■ ACTION ITEM
Where the data below contains pictures, omit them; output the rest word for word.

(Source records)

• • •

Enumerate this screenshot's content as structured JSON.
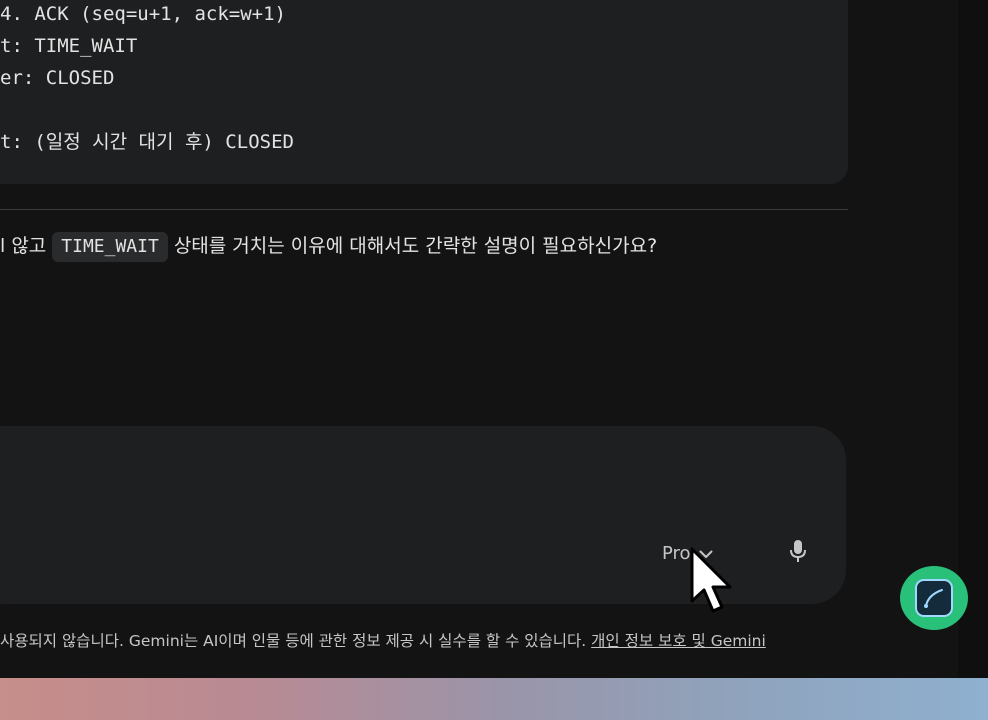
{
  "code_block": {
    "lines": [
      "4. ACK (seq=u+1, ack=w+1)",
      "t: TIME_WAIT",
      "er: CLOSED",
      "",
      "t: (일정 시간 대기 후) CLOSED"
    ]
  },
  "answer": {
    "before": "l 않고",
    "code": "TIME_WAIT",
    "after": "상태를 거치는 이유에 대해서도 간략한 설명이 필요하신가요?"
  },
  "input": {
    "model_label": "Pro",
    "mic_icon": "mic-icon",
    "chevron_icon": "chevron-down-icon"
  },
  "footer": {
    "text": "사용되지 않습니다. Gemini는 AI이며 인물 등에 관한 정보 제공 시 실수를 할 수 있습니다.",
    "link": "개인 정보 보호 및 Gemini"
  },
  "fab": {
    "icon": "pen-curve-icon",
    "accent": "#29c07a"
  },
  "colors": {
    "background": "#131313",
    "surface": "#1e1f20",
    "text": "#e3e3e3"
  }
}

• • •

■ THE COMPLETED TASK
Enumerate this screenshot's content as structured JSON.
{
  "code_block": {
    "lines": [
      "4. ACK (seq=u+1, ack=w+1)",
      "t: TIME_WAIT",
      "er: CLOSED",
      "",
      "t: (일정 시간 대기 후) CLOSED"
    ]
  },
  "answer": {
    "before": "l 않고",
    "code": "TIME_WAIT",
    "after": "상태를 거치는 이유에 대해서도 간략한 설명이 필요하신가요?"
  },
  "input": {
    "model_label": "Pro",
    "mic_icon": "mic-icon",
    "chevron_icon": "chevron-down-icon"
  },
  "footer": {
    "text": "사용되지 않습니다. Gemini는 AI이며 인물 등에 관한 정보 제공 시 실수를 할 수 있습니다.",
    "link": "개인 정보 보호 및 Gemini"
  },
  "fab": {
    "icon": "pen-curve-icon",
    "accent": "#29c07a"
  },
  "colors": {
    "background": "#131313",
    "surface": "#1e1f20",
    "text": "#e3e3e3"
  }
}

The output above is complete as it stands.